I will be starting my own version of a book review, or perhaps a ‘non’ book review called The Hurley Edition Book Report. Instead of presuming to review a book, believing that I know best or better than anyone else, especially the author, I’d rather write my own thoughts and impressions of a book, promoting it and the author along the way. After all, it’s a small world and business we are in and we should be encouraging each other, not tearing each other down, which I have seen in many “book review blogs”. So I thought a new approach would be in order and that approach is —- a THE Report. (The Hurley Edition Report) So keep on the lookout for those, as they are a new concept and welcome addition to The Hurley Edition that will be launching soon with a book close to my heart, and that’s all I’ll say for now!! Soon, everyone will be saying, “Have you been reviewed by The Globe & Mail?”, “Not yet, but I’ve been given a THE Report on The Hurley Edition!!” says the beaming author! That’s my hope, anyway.
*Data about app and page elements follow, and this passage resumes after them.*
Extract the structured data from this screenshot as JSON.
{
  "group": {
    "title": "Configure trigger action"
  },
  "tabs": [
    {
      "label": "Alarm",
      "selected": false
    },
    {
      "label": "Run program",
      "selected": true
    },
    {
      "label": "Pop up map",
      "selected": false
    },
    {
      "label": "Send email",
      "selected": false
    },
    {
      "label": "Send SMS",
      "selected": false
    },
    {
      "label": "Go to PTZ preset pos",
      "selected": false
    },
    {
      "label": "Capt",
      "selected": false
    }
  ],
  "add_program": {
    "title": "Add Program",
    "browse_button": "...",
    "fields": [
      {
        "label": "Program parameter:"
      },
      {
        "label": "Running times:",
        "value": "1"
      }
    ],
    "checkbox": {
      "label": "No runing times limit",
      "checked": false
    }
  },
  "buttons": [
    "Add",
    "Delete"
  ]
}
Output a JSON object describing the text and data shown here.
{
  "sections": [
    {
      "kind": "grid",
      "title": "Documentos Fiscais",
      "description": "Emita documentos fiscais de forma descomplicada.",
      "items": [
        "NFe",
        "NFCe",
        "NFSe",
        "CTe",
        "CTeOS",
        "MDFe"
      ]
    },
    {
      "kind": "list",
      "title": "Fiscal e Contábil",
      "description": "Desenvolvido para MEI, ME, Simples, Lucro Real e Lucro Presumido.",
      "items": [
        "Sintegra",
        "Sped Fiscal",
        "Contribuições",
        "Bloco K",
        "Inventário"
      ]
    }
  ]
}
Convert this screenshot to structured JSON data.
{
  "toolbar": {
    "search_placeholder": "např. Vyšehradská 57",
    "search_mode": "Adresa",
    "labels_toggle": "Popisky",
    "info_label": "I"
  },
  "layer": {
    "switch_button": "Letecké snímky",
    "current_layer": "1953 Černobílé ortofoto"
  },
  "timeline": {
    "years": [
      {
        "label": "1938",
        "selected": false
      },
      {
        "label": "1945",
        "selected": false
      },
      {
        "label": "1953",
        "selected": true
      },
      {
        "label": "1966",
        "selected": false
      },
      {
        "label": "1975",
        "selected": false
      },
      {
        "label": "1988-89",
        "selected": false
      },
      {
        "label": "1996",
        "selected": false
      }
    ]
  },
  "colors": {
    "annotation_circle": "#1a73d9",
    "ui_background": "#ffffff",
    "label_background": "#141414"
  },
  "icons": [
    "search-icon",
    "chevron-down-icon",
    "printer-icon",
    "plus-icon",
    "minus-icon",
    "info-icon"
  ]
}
I was always told, “If you don’t have anything nice to say, then don’t say anything at all!” This way, I don’t promise to write a review for every book or ARC that I receive, but I CAN promise to write a THE Report on books that strike me as great, interesting, amazing, as well as needing that all important exposure that we so desperately need as beginning writers, or even as published writers; especially here in Canada. So it is in the spirit of mutual beneficial involvement that I start this endeavour. I would also encourage as many fellow bloggers, authors, both, and even the mainstream media to create their own versions of THE Reports. Book reports on what was good or great about the book that you’ve read. Look for the amazing things in a book that you read instead of criticisms to put others down, or make them look bad in the harsh public light of the mainstream media, perhaps costing authors a chance at nominations for awards or agents or grants. All of these are incredibly important to anyone trying to “get the voices out of their heads” and onto the page. In the end, we all benefit from better supported arts. We get better books and artists who just may be able….maybe…to live above the poverty line for the first time in our country’s history.
As always, you know how to reply to or email me with your own thoughts. Let them loose, I say!